Primary care pediatric providers spend the majority of their time seeing patients in the office setting. However, due to multiple other training requirements, providers in training spend little time in the office. Our curriculum uses adult learning methods to maximize the educational value of this limited time, and ensure the quality, content, and accuracy of outpatient teaching sessions from week to week.
The curriculum serves as a guide for organized, case-centered, evidence-based discussions of core topics in outpatient pediatrics as well as issues relating to the ethical, legal, and business aspects of healthcare. The material is suitable for any clinician who provides care to children, but is designed specifically with trainees (residents, students, etc.) in mind. Currently, over 100 training programs and clinical practice sites around the world use the curriculum.
Since initial publication in 2005, we have continually updated content based on recently published information and suggestions from our users. This website contains the entire curriculum, including internet links to reference articles available through the Yale Medical Library. The curriculum is also available in print version.
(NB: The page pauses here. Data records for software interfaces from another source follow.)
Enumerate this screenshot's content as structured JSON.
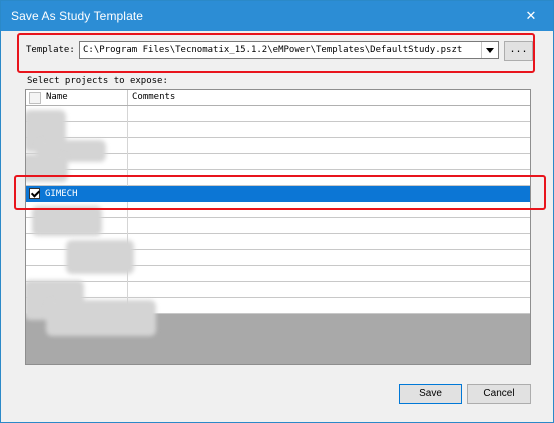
{
  "window": {
    "title": "Save As Study Template",
    "close_label": "✕"
  },
  "template": {
    "label": "Template:",
    "value": "C:\\Program Files\\Tecnomatix_15.1.2\\eMPower\\Templates\\DefaultStudy.pszt",
    "browse_label": "..."
  },
  "projects": {
    "label": "Select projects to expose:",
    "columns": {
      "name": "Name",
      "comments": "Comments"
    },
    "rows": [
      {
        "name": "",
        "comments": "",
        "checked": false,
        "selected": false
      },
      {
        "name": "",
        "comments": "",
        "checked": false,
        "selected": false
      },
      {
        "name": "",
        "comments": "",
        "checked": false,
        "selected": false
      },
      {
        "name": "",
        "comments": "",
        "checked": false,
        "selected": false
      },
      {
        "name": "",
        "comments": "",
        "checked": false,
        "selected": false
      },
      {
        "name": "GIMECH",
        "comments": "",
        "checked": true,
        "selected": true
      },
      {
        "name": "",
        "comments": "",
        "checked": false,
        "selected": false
      },
      {
        "name": "",
        "comments": "",
        "checked": false,
        "selected": false
      },
      {
        "name": "",
        "comments": "",
        "checked": false,
        "selected": false
      },
      {
        "name": "",
        "comments": "",
        "checked": false,
        "selected": false
      },
      {
        "name": "",
        "comments": "",
        "checked": false,
        "selected": false
      },
      {
        "name": "",
        "comments": "",
        "checked": false,
        "selected": false
      },
      {
        "name": "",
        "comments": "",
        "checked": false,
        "selected": false
      }
    ]
  },
  "buttons": {
    "save": "Save",
    "cancel": "Cancel"
  },
  "colors": {
    "titlebar": "#2c8dd5",
    "selection": "#0c76d5",
    "highlight": "#e8141c"
  },
  "icons": {
    "close": "close-icon",
    "dropdown": "chevron-down-icon",
    "check": "checkbox-icon"
  }
}
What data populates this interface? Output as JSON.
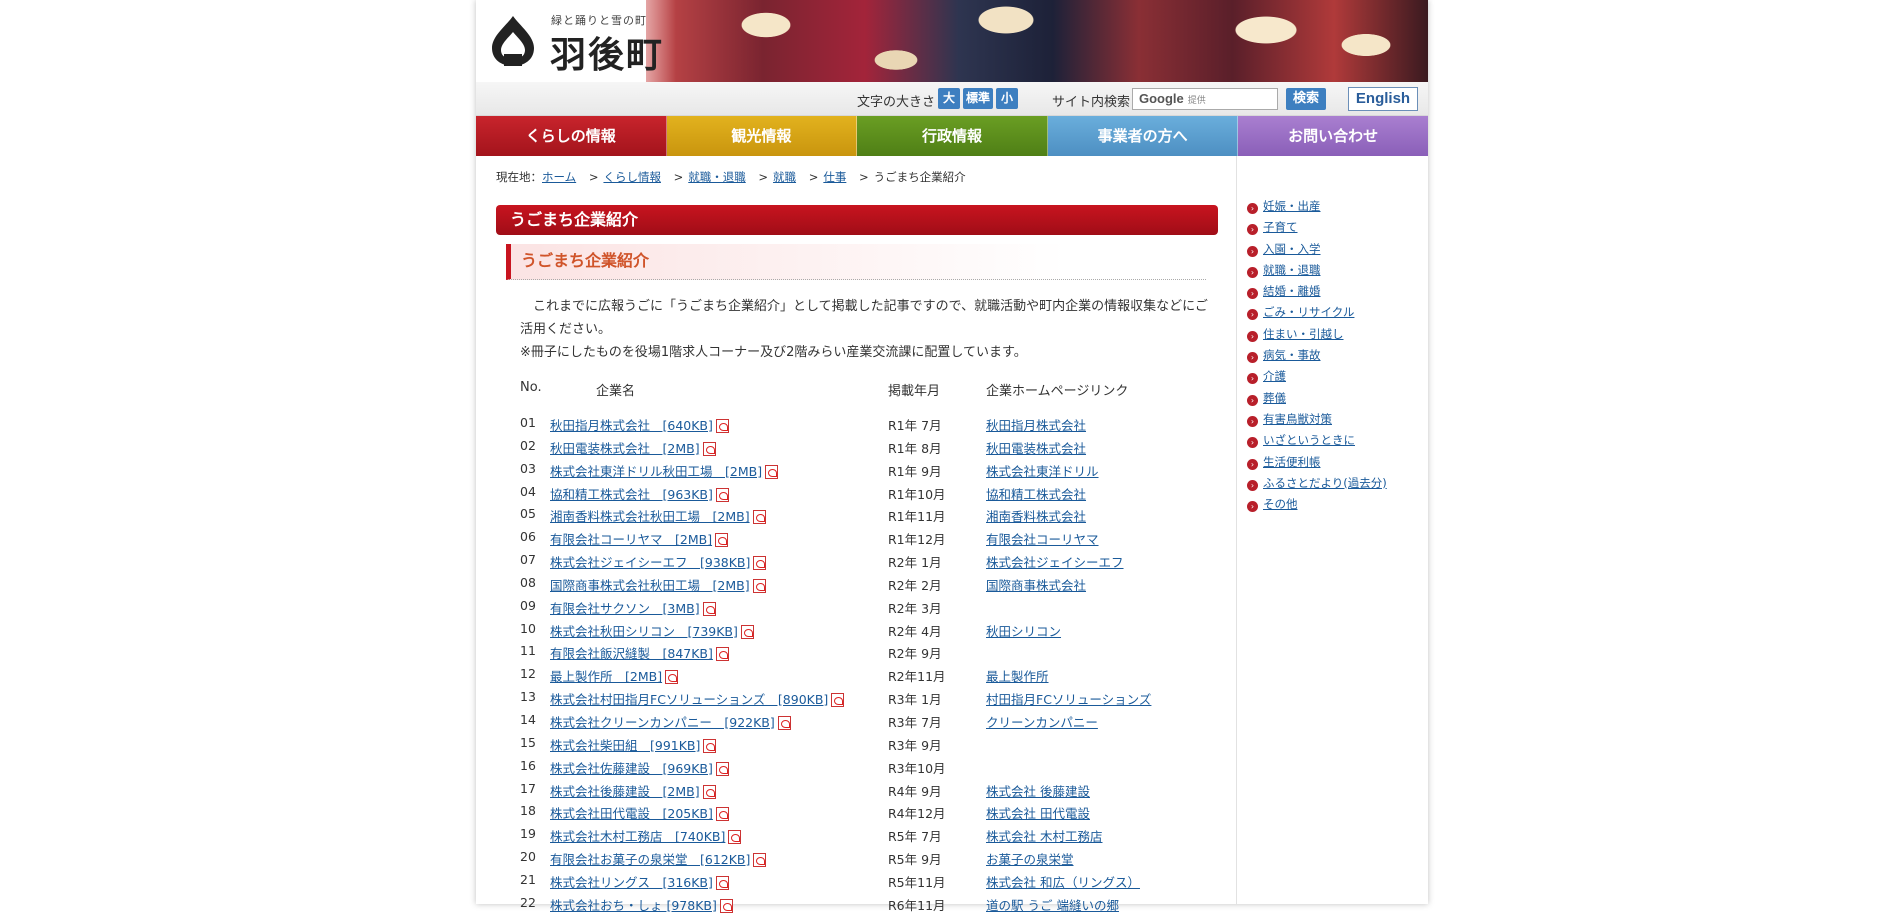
{
  "header": {
    "tagline": "緑と踊りと雪の町",
    "town_name": "羽後町"
  },
  "toolbar": {
    "font_size_label": "文字の大きさ",
    "size_large": "大",
    "size_normal": "標準",
    "size_small": "小",
    "site_search_label": "サイト内検索",
    "search_placeholder_brand": "Google",
    "search_placeholder_suffix": "提供",
    "search_button": "検索",
    "english_button": "English"
  },
  "nav": {
    "items": [
      {
        "label": "くらしの情報",
        "color": "#b91922"
      },
      {
        "label": "観光情報",
        "color": "#d9a516"
      },
      {
        "label": "行政情報",
        "color": "#5b8f1c"
      },
      {
        "label": "事業者の方へ",
        "color": "#5b9ecf"
      },
      {
        "label": "お問い合わせ",
        "color": "#9b6fc4"
      }
    ]
  },
  "breadcrumb": {
    "prefix": "現在地：",
    "items": [
      "ホーム",
      "くらし情報",
      "就職・退職",
      "就職",
      "仕事"
    ],
    "current": "うごまち企業紹介"
  },
  "page": {
    "title": "うごまち企業紹介",
    "subtitle": "うごまち企業紹介",
    "intro_line1": "　これまでに広報うごに「うごまち企業紹介」として掲載した記事ですので、就職活動や町内企業の情報収集などにご活用ください。",
    "intro_line2": "※冊子にしたものを役場1階求人コーナー及び2階みらい産業交流課に配置しています。"
  },
  "table": {
    "headers": {
      "no": "No.",
      "name": "企業名",
      "date": "掲載年月",
      "link": "企業ホームページリンク"
    },
    "rows": [
      {
        "no": "01",
        "name": "秋田指月株式会社　[640KB]",
        "date": "R1年 7月",
        "link": "秋田指月株式会社"
      },
      {
        "no": "02",
        "name": "秋田電装株式会社　[2MB]",
        "date": "R1年 8月",
        "link": "秋田電装株式会社"
      },
      {
        "no": "03",
        "name": "株式会社東洋ドリル秋田工場　[2MB]",
        "date": "R1年 9月",
        "link": "株式会社東洋ドリル"
      },
      {
        "no": "04",
        "name": "協和精工株式会社　[963KB]",
        "date": "R1年10月",
        "link": "協和精工株式会社"
      },
      {
        "no": "05",
        "name": "湘南香料株式会社秋田工場　[2MB]",
        "date": "R1年11月",
        "link": "湘南香料株式会社"
      },
      {
        "no": "06",
        "name": "有限会社コーリヤマ　[2MB]",
        "date": "R1年12月",
        "link": "有限会社コーリヤマ"
      },
      {
        "no": "07",
        "name": "株式会社ジェイシーエフ　[938KB]",
        "date": "R2年 1月",
        "link": "株式会社ジェイシーエフ"
      },
      {
        "no": "08",
        "name": "国際商事株式会社秋田工場　[2MB]",
        "date": "R2年 2月",
        "link": "国際商事株式会社"
      },
      {
        "no": "09",
        "name": "有限会社サクソン　[3MB]",
        "date": "R2年 3月",
        "link": ""
      },
      {
        "no": "10",
        "name": "株式会社秋田シリコン　[739KB]",
        "date": "R2年 4月",
        "link": "秋田シリコン"
      },
      {
        "no": "11",
        "name": "有限会社飯沢縫製　[847KB]",
        "date": "R2年 9月",
        "link": ""
      },
      {
        "no": "12",
        "name": "最上製作所　[2MB]",
        "date": "R2年11月",
        "link": "最上製作所"
      },
      {
        "no": "13",
        "name": "株式会社村田指月FCソリューションズ　[890KB]",
        "date": "R3年 1月",
        "link": "村田指月FCソリューションズ"
      },
      {
        "no": "14",
        "name": "株式会社クリーンカンパニー　[922KB]",
        "date": "R3年 7月",
        "link": "クリーンカンパニー"
      },
      {
        "no": "15",
        "name": "株式会社柴田組　[991KB]",
        "date": "R3年 9月",
        "link": ""
      },
      {
        "no": "16",
        "name": "株式会社佐藤建設　[969KB]",
        "date": "R3年10月",
        "link": ""
      },
      {
        "no": "17",
        "name": "株式会社後藤建設　[2MB]",
        "date": "R4年 9月",
        "link": "株式会社 後藤建設"
      },
      {
        "no": "18",
        "name": "株式会社田代電設　[205KB]",
        "date": "R4年12月",
        "link": "株式会社 田代電設"
      },
      {
        "no": "19",
        "name": "株式会社木村工務店　[740KB]",
        "date": "R5年 7月",
        "link": "株式会社 木村工務店"
      },
      {
        "no": "20",
        "name": "有限会社お菓子の泉栄堂　[612KB]",
        "date": "R5年 9月",
        "link": "お菓子の泉栄堂"
      },
      {
        "no": "21",
        "name": "株式会社リングス　[316KB]",
        "date": "R5年11月",
        "link": "株式会社 和広（リングス）"
      },
      {
        "no": "22",
        "name": "株式会社おち・しょ [978KB]",
        "date": "R6年11月",
        "link": "道の駅 うご 端縫いの郷"
      }
    ]
  },
  "sidebar": {
    "items": [
      "妊娠・出産",
      "子育て",
      "入園・入学",
      "就職・退職",
      "結婚・離婚",
      "ごみ・リサイクル",
      "住まい・引越し",
      "病気・事故",
      "介護",
      "葬儀",
      "有害鳥獣対策",
      "いざというときに",
      "生活便利帳",
      "ふるさとだより(過去分)",
      "その他"
    ]
  }
}
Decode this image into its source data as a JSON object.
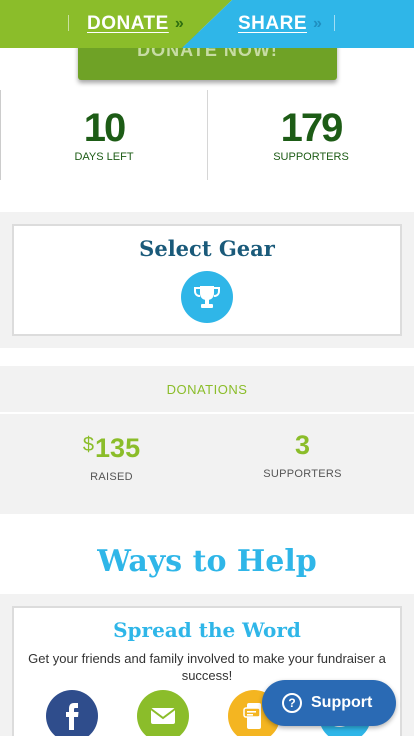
{
  "header": {
    "donate_label": "DONATE",
    "share_label": "SHARE",
    "arrow_glyph": "»",
    "colors": {
      "donate": "#8bbd2a",
      "share": "#2fb6e8"
    }
  },
  "hero": {
    "donate_now_label": "DONATE NOW!"
  },
  "stats": {
    "days_left_value": "10",
    "days_left_label": "DAYS LEFT",
    "supporters_value": "179",
    "supporters_label": "SUPPORTERS"
  },
  "gear": {
    "title": "Select Gear",
    "icon": "trophy-icon"
  },
  "donations": {
    "heading": "DONATIONS",
    "raised_currency": "$",
    "raised_value": "135",
    "raised_label": "RAISED",
    "supporters_value": "3",
    "supporters_label": "SUPPORTERS"
  },
  "ways_to_help": {
    "title": "Ways to Help",
    "spread_title": "Spread the Word",
    "spread_text": "Get your friends and family involved to make your fundraiser a success!",
    "social_icons": [
      "facebook-icon",
      "email-icon",
      "text-message-icon",
      "twitter-icon"
    ]
  },
  "support_button": {
    "label": "Support",
    "icon": "question-icon"
  }
}
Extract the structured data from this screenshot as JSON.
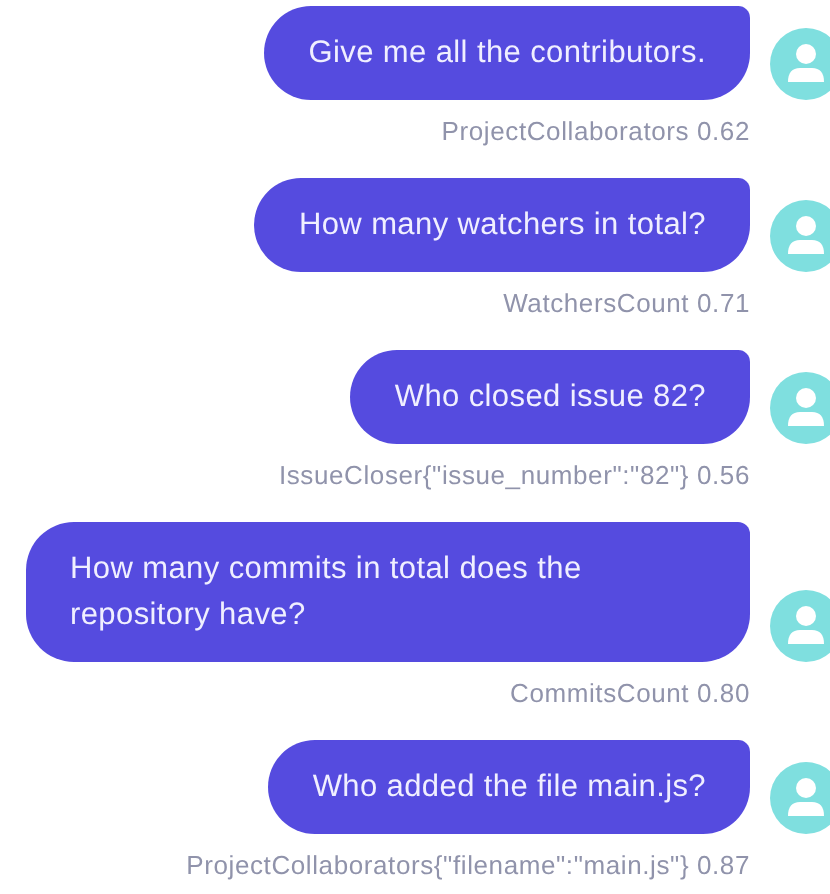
{
  "messages": [
    {
      "text": "Give me all the contributors.",
      "caption": "ProjectCollaborators 0.62"
    },
    {
      "text": "How many watchers in total?",
      "caption": "WatchersCount 0.71"
    },
    {
      "text": "Who closed issue 82?",
      "caption": "IssueCloser{\"issue_number\":\"82\"} 0.56"
    },
    {
      "text": "How many commits in total does the repository have?",
      "caption": "CommitsCount 0.80"
    },
    {
      "text": "Who added the file main.js?",
      "caption": "ProjectCollaborators{\"filename\":\"main.js\"} 0.87"
    }
  ]
}
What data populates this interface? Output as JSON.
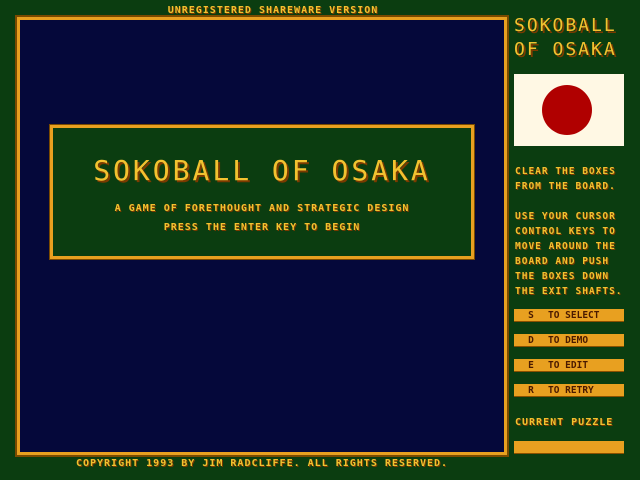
{
  "banner": "UNREGISTERED SHAREWARE VERSION",
  "title_panel": {
    "title": "SOKOBALL OF OSAKA",
    "subtitle": "A GAME OF FORETHOUGHT AND STRATEGIC DESIGN",
    "prompt": "PRESS THE ENTER KEY TO BEGIN"
  },
  "copyright": "COPYRIGHT 1993 BY JIM RADCLIFFE.   ALL RIGHTS RESERVED.",
  "sidebar": {
    "title_line1": "SOKOBALL",
    "title_line2": "OF OSAKA",
    "instructions1": [
      "CLEAR THE BOXES",
      "FROM THE BOARD."
    ],
    "instructions2": [
      "USE YOUR CURSOR",
      "CONTROL KEYS TO",
      "MOVE AROUND THE",
      "BOARD AND PUSH",
      "THE BOXES DOWN",
      "THE EXIT SHAFTS."
    ],
    "buttons": [
      {
        "key": "S",
        "label": "TO SELECT"
      },
      {
        "key": "D",
        "label": "TO DEMO"
      },
      {
        "key": "E",
        "label": "TO EDIT"
      },
      {
        "key": "R",
        "label": "TO RETRY"
      }
    ],
    "current_label": "CURRENT PUZZLE",
    "current_value": ""
  },
  "colors": {
    "background": "#0b3d10",
    "board": "#05083a",
    "accent": "#e8a020",
    "text": "#f2c230",
    "flag_sun": "#b00000"
  }
}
In formally evaluating the impact of the curriculum, we found that implementation improved interns’ self-reported confidence, participation, and satisfaction. We have published our findings and presented at various national meetings. After the change to this structured curriculum, the primary care conference at our institution occurred more dependably, and was associated with improvement in learner attendance, advance preparation, and participation.
There are two versions of the curriculum: one for moderators and one for learners. In both versions, each chapter is arranged in a standardized format: a case vignette followed by a series of questions. The moderator’s version also contains suggested answers to the questions, teaching pearls, and suggestions for group exercises to reinforce key points. Each module contains references to be read prior to conference, which will minimize the amount of didactic information to be covered and enable vigorous discussion of the questions posed. The goal of the moderator should be to initiate lively discussion of the questions posed, eliciting input from all participants.
If you are looking for the internal medicine counterpart to this educational program, visit the Yale Office Based Medicine Curriculum.
- Jaideep S. Talwalkar & Ada M. Fenick